■ Directions ■
Below is a set of records. Repeat them verbatim without the pictures.

■ Data for this task ■
***
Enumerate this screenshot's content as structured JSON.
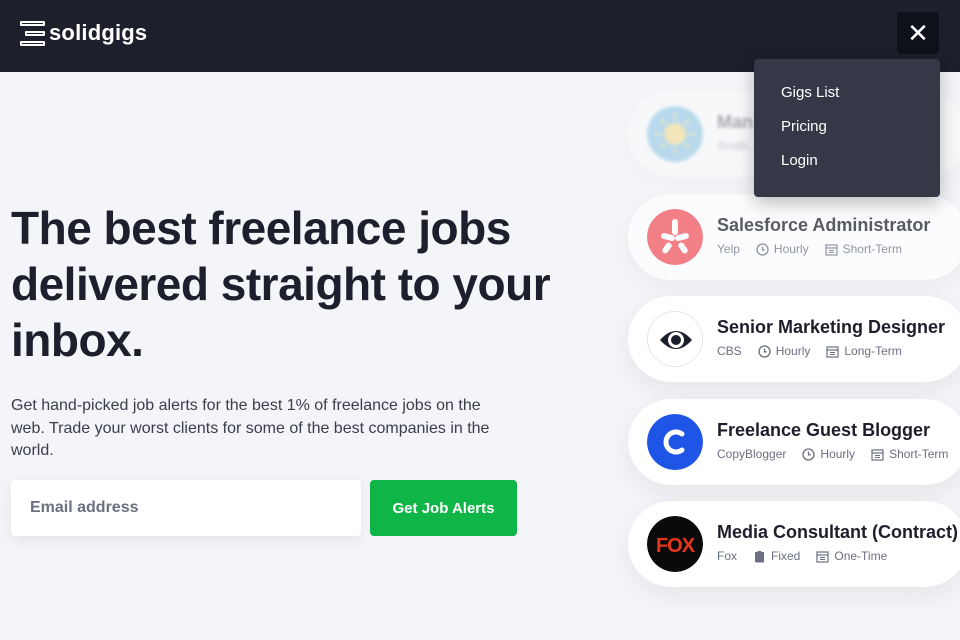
{
  "brand": {
    "name": "solidgigs"
  },
  "header": {
    "close_symbol": "✕"
  },
  "menu": {
    "items": [
      "Gigs List",
      "Pricing",
      "Login"
    ]
  },
  "hero": {
    "title": "The best freelance jobs delivered straight to your inbox.",
    "subtitle": "Get hand-picked job alerts for the best 1% of freelance jobs on the web. Trade your worst clients for some of the best companies in the world."
  },
  "signup": {
    "email_placeholder": "Email address",
    "button_label": "Get Job Alerts"
  },
  "jobs": [
    {
      "title": "Man…",
      "company": "Smith…",
      "rate": "",
      "term": "",
      "logo": "sun-logo"
    },
    {
      "title": "Salesforce Administrator",
      "company": "Yelp",
      "rate": "Hourly",
      "term": "Short-Term",
      "logo": "yelp-logo"
    },
    {
      "title": "Senior Marketing Designer",
      "company": "CBS",
      "rate": "Hourly",
      "term": "Long-Term",
      "logo": "cbs-logo"
    },
    {
      "title": "Freelance Guest Blogger",
      "company": "CopyBlogger",
      "rate": "Hourly",
      "term": "Short-Term",
      "logo": "copyblogger-logo"
    },
    {
      "title": "Media Consultant (Contract)",
      "company": "Fox",
      "rate": "Fixed",
      "term": "One-Time",
      "logo": "fox-logo"
    }
  ],
  "colors": {
    "header_bg": "#1d1f2c",
    "cta_green": "#10b547",
    "menu_bg": "#363847",
    "page_bg": "#f4f5f8"
  }
}
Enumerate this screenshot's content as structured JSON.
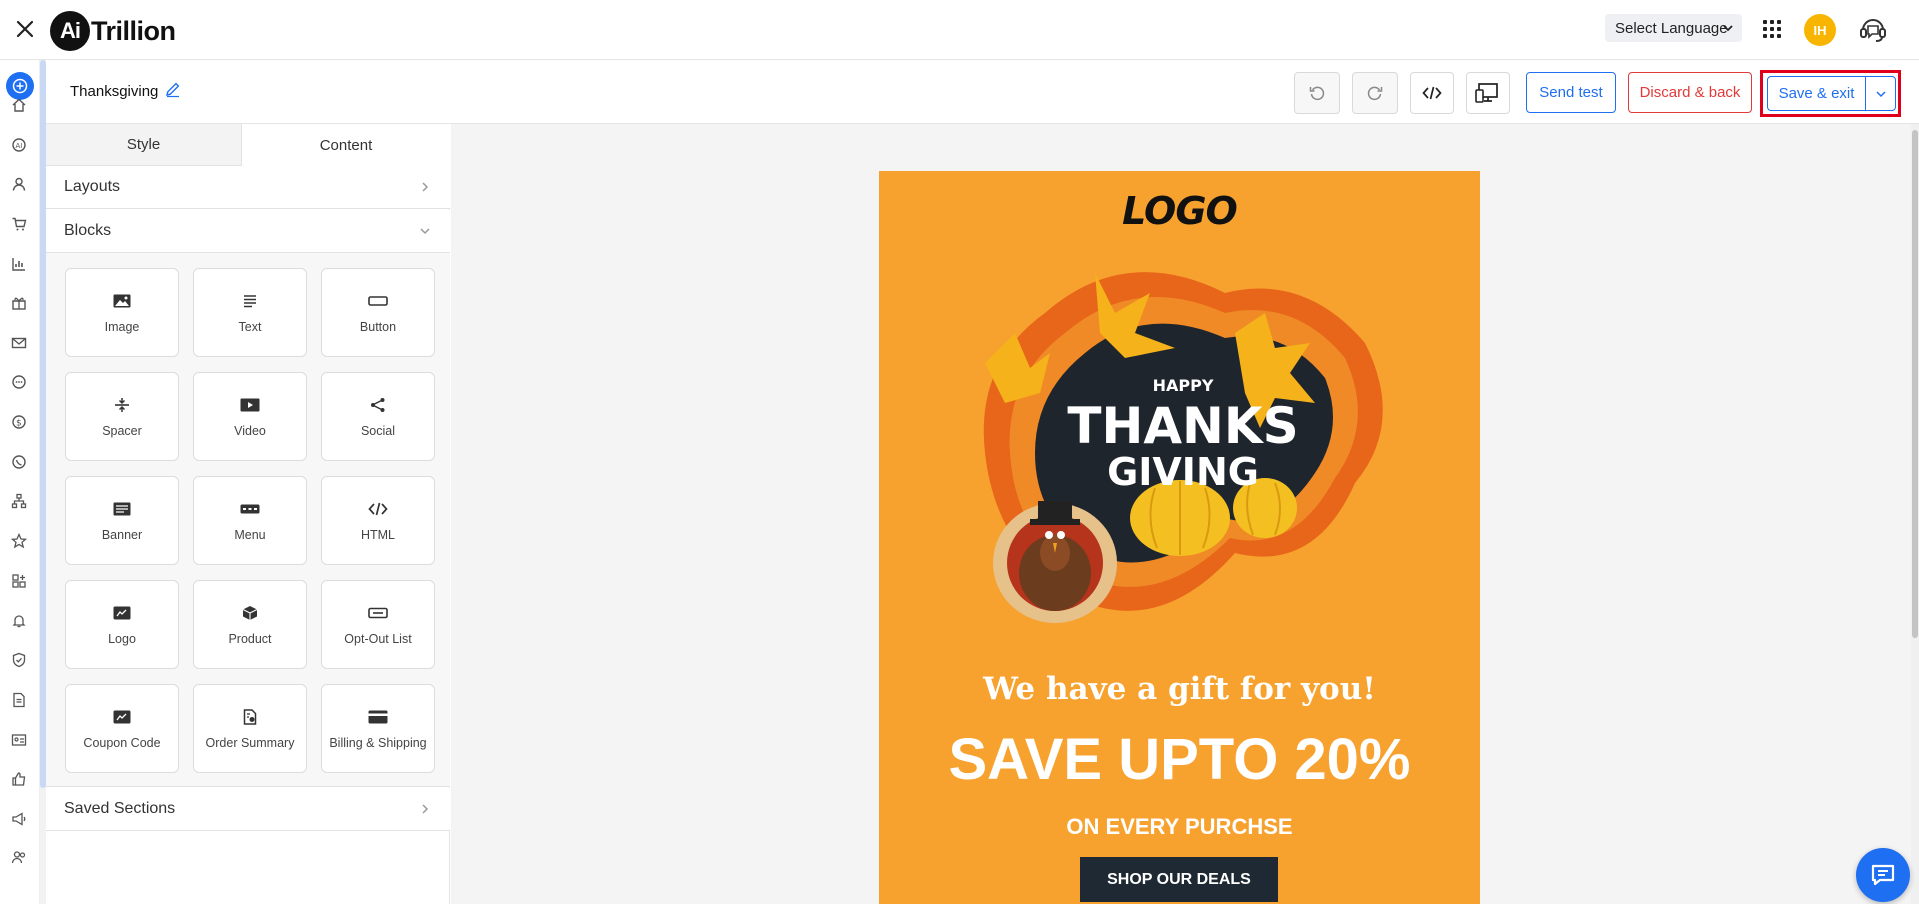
{
  "app": {
    "brand_mark": "Ai",
    "brand_name": "Trillion",
    "language_select": "Select Language",
    "avatar_initials": "IH",
    "accent": "#1e6ff1"
  },
  "editor": {
    "campaign_name": "Thanksgiving",
    "send_test": "Send test",
    "discard_back": "Discard & back",
    "save_exit": "Save & exit"
  },
  "panel": {
    "tabs": [
      "Style",
      "Content"
    ],
    "active_tab": "Content",
    "sections": {
      "layouts": "Layouts",
      "blocks": "Blocks",
      "saved": "Saved Sections"
    },
    "blocks": [
      {
        "label": "Image",
        "icon": "image-icon"
      },
      {
        "label": "Text",
        "icon": "text-icon"
      },
      {
        "label": "Button",
        "icon": "button-icon"
      },
      {
        "label": "Spacer",
        "icon": "spacer-icon"
      },
      {
        "label": "Video",
        "icon": "video-icon"
      },
      {
        "label": "Social",
        "icon": "share-icon"
      },
      {
        "label": "Banner",
        "icon": "banner-icon"
      },
      {
        "label": "Menu",
        "icon": "menu-icon"
      },
      {
        "label": "HTML",
        "icon": "code-icon"
      },
      {
        "label": "Logo",
        "icon": "logo-icon"
      },
      {
        "label": "Product",
        "icon": "product-icon"
      },
      {
        "label": "Opt-Out List",
        "icon": "opt-out-icon"
      },
      {
        "label": "Coupon Code",
        "icon": "coupon-icon"
      },
      {
        "label": "Order Summary",
        "icon": "order-summary-icon"
      },
      {
        "label": "Billing & Shipping",
        "icon": "card-icon"
      }
    ]
  },
  "email": {
    "logo": "LOGO",
    "hero_happy": "HAPPY",
    "hero_thanks": "THANKS",
    "hero_giving": "GIVING",
    "gift_line": "We have a gift for you!",
    "headline": "SAVE UPTO 20%",
    "subline": "ON EVERY PURCHSE",
    "cta": "SHOP OUR DEALS",
    "bg_color": "#f7a22e"
  }
}
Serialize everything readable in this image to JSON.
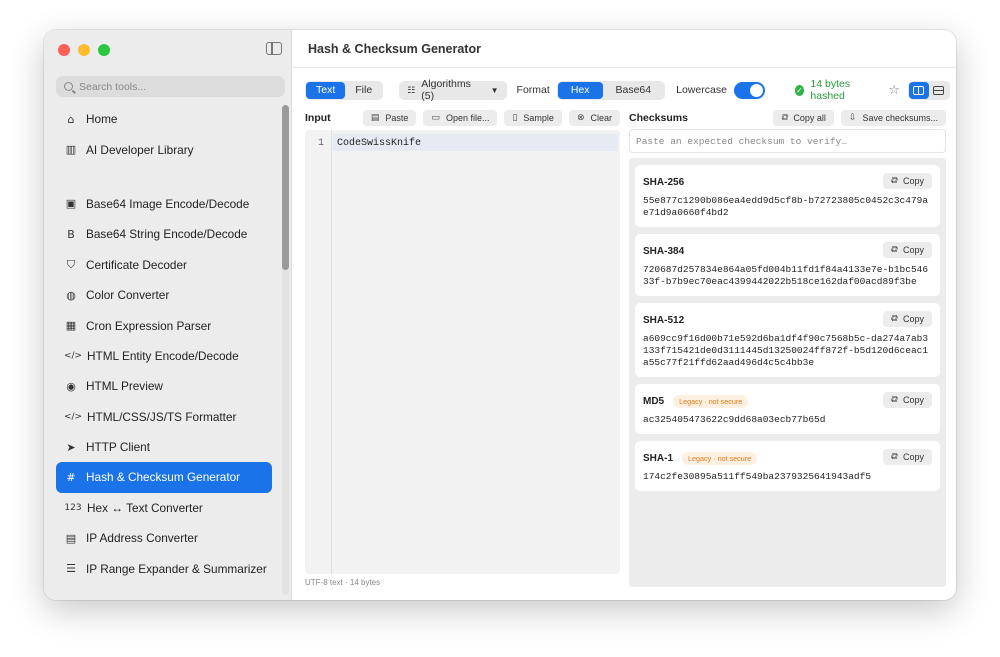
{
  "window": {
    "title": "Hash & Checksum Generator"
  },
  "search": {
    "placeholder": "Search tools..."
  },
  "sidebar": {
    "top_items": [
      {
        "label": "Home",
        "icon": "house-icon",
        "glyph": "⌂"
      },
      {
        "label": "AI Developer Library",
        "icon": "library-icon",
        "glyph": "▥"
      }
    ],
    "items": [
      {
        "label": "Base64 Image Encode/Decode",
        "icon": "image-icon",
        "glyph": "▣"
      },
      {
        "label": "Base64 String Encode/Decode",
        "icon": "b-square-icon",
        "glyph": "B"
      },
      {
        "label": "Certificate Decoder",
        "icon": "shield-check-icon",
        "glyph": "⛉"
      },
      {
        "label": "Color Converter",
        "icon": "palette-icon",
        "glyph": "◍"
      },
      {
        "label": "Cron Expression Parser",
        "icon": "calendar-clock-icon",
        "glyph": "▦"
      },
      {
        "label": "HTML Entity Encode/Decode",
        "icon": "code-brackets-icon",
        "glyph": "</>"
      },
      {
        "label": "HTML Preview",
        "icon": "eye-icon",
        "glyph": "◉"
      },
      {
        "label": "HTML/CSS/JS/TS Formatter",
        "icon": "code-brackets-icon",
        "glyph": "</>"
      },
      {
        "label": "HTTP Client",
        "icon": "paper-plane-icon",
        "glyph": "➤"
      },
      {
        "label": "Hash & Checksum Generator",
        "icon": "hash-icon",
        "glyph": "#",
        "active": true
      },
      {
        "label": "Hex ↔ Text Converter",
        "icon": "number-123-icon",
        "glyph": "123"
      },
      {
        "label": "IP Address Converter",
        "icon": "network-icon",
        "glyph": "▤"
      },
      {
        "label": "IP Range Expander & Summarizer",
        "icon": "list-icon",
        "glyph": "☰"
      }
    ]
  },
  "toolbar": {
    "mode_text": "Text",
    "mode_file": "File",
    "algorithms": "Algorithms (5)",
    "format_label": "Format",
    "format_hex": "Hex",
    "format_base64": "Base64",
    "lowercase_label": "Lowercase",
    "status": "14 bytes hashed"
  },
  "input": {
    "title": "Input",
    "paste": "Paste",
    "open_file": "Open file...",
    "sample": "Sample",
    "clear": "Clear",
    "line_number": "1",
    "content": "CodeSwissKnife",
    "footer": "UTF-8 text · 14 bytes"
  },
  "checksums": {
    "title": "Checksums",
    "copy_all": "Copy all",
    "save": "Save checksums...",
    "verify_placeholder": "Paste an expected checksum to verify…",
    "copy_label": "Copy",
    "results": [
      {
        "algo": "SHA-256",
        "badge": "",
        "hash": "55e877c1290b086ea4edd9d5cf8b-b72723805c0452c3c479ae71d9a0660f4bd2"
      },
      {
        "algo": "SHA-384",
        "badge": "",
        "hash": "720687d257834e864a05fd004b11fd1f84a4133e7e-b1bc54633f-b7b9ec70eac4399442022b518ce162daf00acd89f3be"
      },
      {
        "algo": "SHA-512",
        "badge": "",
        "hash": "a609cc9f16d00b71e592d6ba1df4f90c7568b5c-da274a7ab3133f715421de0d3111445d13250024ff872f-b5d120d6ceac1a55c77f21ffd62aad496d4c5c4bb3e"
      },
      {
        "algo": "MD5",
        "badge": "Legacy · not secure",
        "hash": "ac325405473622c9dd68a03ecb77b65d"
      },
      {
        "algo": "SHA-1",
        "badge": "Legacy · not secure",
        "hash": "174c2fe30895a511ff549ba2379325641943adf5"
      }
    ]
  },
  "colors": {
    "accent": "#1a73e8",
    "success": "#2fb344",
    "warning": "#e07b1a"
  }
}
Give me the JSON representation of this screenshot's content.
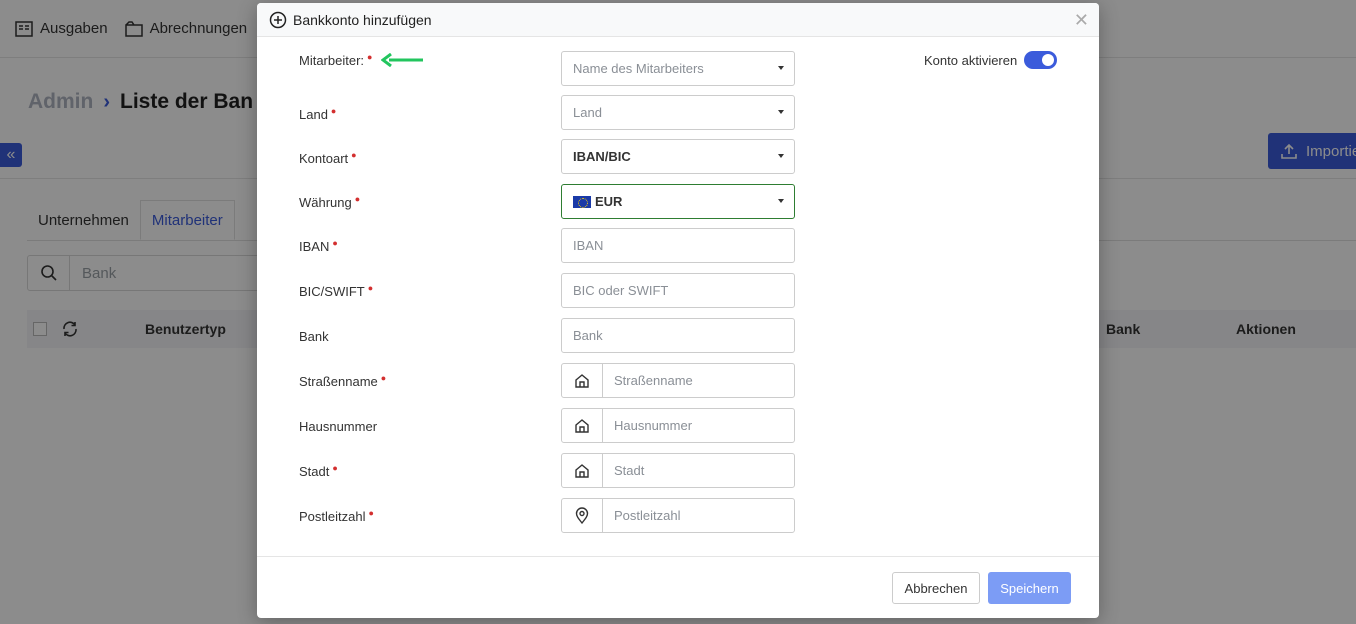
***
■ Exercise response ■
Enumerate this screenshot's content as structured JSON.
{
  "brand": {
    "name": "solidgigs"
  },
  "header": {
    "close_symbol": "✕"
  },
  "menu": {
    "items": [
      "Gigs List",
      "Pricing",
      "Login"
    ]
  },
  "hero": {
    "title": "The best freelance jobs delivered straight to your inbox.",
    "subtitle": "Get hand-picked job alerts for the best 1% of freelance jobs on the web. Trade your worst clients for some of the best companies in the world."
  },
  "signup": {
    "email_placeholder": "Email address",
    "button_label": "Get Job Alerts"
  },
  "jobs": [
    {
      "title": "Man…",
      "company": "Smith…",
      "rate": "",
      "term": "",
      "logo": "sun-logo"
    },
    {
      "title": "Salesforce Administrator",
      "company": "Yelp",
      "rate": "Hourly",
      "term": "Short-Term",
      "logo": "yelp-logo"
    },
    {
      "title": "Senior Marketing Designer",
      "company": "CBS",
      "rate": "Hourly",
      "term": "Long-Term",
      "logo": "cbs-logo"
    },
    {
      "title": "Freelance Guest Blogger",
      "company": "CopyBlogger",
      "rate": "Hourly",
      "term": "Short-Term",
      "logo": "copyblogger-logo"
    },
    {
      "title": "Media Consultant (Contract)",
      "company": "Fox",
      "rate": "Fixed",
      "term": "One-Time",
      "logo": "fox-logo"
    }
  ],
  "colors": {
    "header_bg": "#1d1f2c",
    "cta_green": "#10b547",
    "menu_bg": "#363847",
    "page_bg": "#f4f5f8"
  }
}
Enumerate this screenshot's content as structured JSON.
{
  "app": {
    "brand_mark": "Ai",
    "brand_name": "Trillion",
    "language_select": "Select Language",
    "avatar_initials": "IH",
    "accent": "#1e6ff1"
  },
  "editor": {
    "campaign_name": "Thanksgiving",
    "send_test": "Send test",
    "discard_back": "Discard & back",
    "save_exit": "Save & exit"
  },
  "panel": {
    "tabs": [
      "Style",
      "Content"
    ],
    "active_tab": "Content",
    "sections": {
      "layouts": "Layouts",
      "blocks": "Blocks",
      "saved": "Saved Sections"
    },
    "blocks": [
      {
        "label": "Image",
        "icon": "image-icon"
      },
      {
        "label": "Text",
        "icon": "text-icon"
      },
      {
        "label": "Button",
        "icon": "button-icon"
      },
      {
        "label": "Spacer",
        "icon": "spacer-icon"
      },
      {
        "label": "Video",
        "icon": "video-icon"
      },
      {
        "label": "Social",
        "icon": "share-icon"
      },
      {
        "label": "Banner",
        "icon": "banner-icon"
      },
      {
        "label": "Menu",
        "icon": "menu-icon"
      },
      {
        "label": "HTML",
        "icon": "code-icon"
      },
      {
        "label": "Logo",
        "icon": "logo-icon"
      },
      {
        "label": "Product",
        "icon": "product-icon"
      },
      {
        "label": "Opt-Out List",
        "icon": "opt-out-icon"
      },
      {
        "label": "Coupon Code",
        "icon": "coupon-icon"
      },
      {
        "label": "Order Summary",
        "icon": "order-summary-icon"
      },
      {
        "label": "Billing & Shipping",
        "icon": "card-icon"
      }
    ]
  },
  "email": {
    "logo": "LOGO",
    "hero_happy": "HAPPY",
    "hero_thanks": "THANKS",
    "hero_giving": "GIVING",
    "gift_line": "We have a gift for you!",
    "headline": "SAVE UPTO 20%",
    "subline": "ON EVERY PURCHSE",
    "cta": "SHOP OUR DEALS",
    "bg_color": "#f7a22e"
  }
}
Serialize everything readable in this image to JSON.
{
  "window": {
    "title": "Hash & Checksum Generator"
  },
  "search": {
    "placeholder": "Search tools..."
  },
  "sidebar": {
    "top_items": [
      {
        "label": "Home",
        "icon": "house-icon",
        "glyph": "⌂"
      },
      {
        "label": "AI Developer Library",
        "icon": "library-icon",
        "glyph": "▥"
      }
    ],
    "items": [
      {
        "label": "Base64 Image Encode/Decode",
        "icon": "image-icon",
        "glyph": "▣"
      },
      {
        "label": "Base64 String Encode/Decode",
        "icon": "b-square-icon",
        "glyph": "B"
      },
      {
        "label": "Certificate Decoder",
        "icon": "shield-check-icon",
        "glyph": "⛉"
      },
      {
        "label": "Color Converter",
        "icon": "palette-icon",
        "glyph": "◍"
      },
      {
        "label": "Cron Expression Parser",
        "icon": "calendar-clock-icon",
        "glyph": "▦"
      },
      {
        "label": "HTML Entity Encode/Decode",
        "icon": "code-brackets-icon",
        "glyph": "</>"
      },
      {
        "label": "HTML Preview",
        "icon": "eye-icon",
        "glyph": "◉"
      },
      {
        "label": "HTML/CSS/JS/TS Formatter",
        "icon": "code-brackets-icon",
        "glyph": "</>"
      },
      {
        "label": "HTTP Client",
        "icon": "paper-plane-icon",
        "glyph": "➤"
      },
      {
        "label": "Hash & Checksum Generator",
        "icon": "hash-icon",
        "glyph": "#",
        "active": true
      },
      {
        "label": "Hex ↔ Text Converter",
        "icon": "number-123-icon",
        "glyph": "123"
      },
      {
        "label": "IP Address Converter",
        "icon": "network-icon",
        "glyph": "▤"
      },
      {
        "label": "IP Range Expander & Summarizer",
        "icon": "list-icon",
        "glyph": "☰"
      }
    ]
  },
  "toolbar": {
    "mode_text": "Text",
    "mode_file": "File",
    "algorithms": "Algorithms (5)",
    "format_label": "Format",
    "format_hex": "Hex",
    "format_base64": "Base64",
    "lowercase_label": "Lowercase",
    "status": "14 bytes hashed"
  },
  "input": {
    "title": "Input",
    "paste": "Paste",
    "open_file": "Open file...",
    "sample": "Sample",
    "clear": "Clear",
    "line_number": "1",
    "content": "CodeSwissKnife",
    "footer": "UTF-8 text · 14 bytes"
  },
  "checksums": {
    "title": "Checksums",
    "copy_all": "Copy all",
    "save": "Save checksums...",
    "verify_placeholder": "Paste an expected checksum to verify…",
    "copy_label": "Copy",
    "results": [
      {
        "algo": "SHA-256",
        "badge": "",
        "hash": "55e877c1290b086ea4edd9d5cf8b-b72723805c0452c3c479ae71d9a0660f4bd2"
      },
      {
        "algo": "SHA-384",
        "badge": "",
        "hash": "720687d257834e864a05fd004b11fd1f84a4133e7e-b1bc54633f-b7b9ec70eac4399442022b518ce162daf00acd89f3be"
      },
      {
        "algo": "SHA-512",
        "badge": "",
        "hash": "a609cc9f16d00b71e592d6ba1df4f90c7568b5c-da274a7ab3133f715421de0d3111445d13250024ff872f-b5d120d6ceac1a55c77f21ffd62aad496d4c5c4bb3e"
      },
      {
        "algo": "MD5",
        "badge": "Legacy · not secure",
        "hash": "ac325405473622c9dd68a03ecb77b65d"
      },
      {
        "algo": "SHA-1",
        "badge": "Legacy · not secure",
        "hash": "174c2fe30895a511ff549ba2379325641943adf5"
      }
    ]
  },
  "colors": {
    "accent": "#1a73e8",
    "success": "#2fb344",
    "warning": "#e07b1a"
  }
}
Give me the JSON representation of this screenshot's content.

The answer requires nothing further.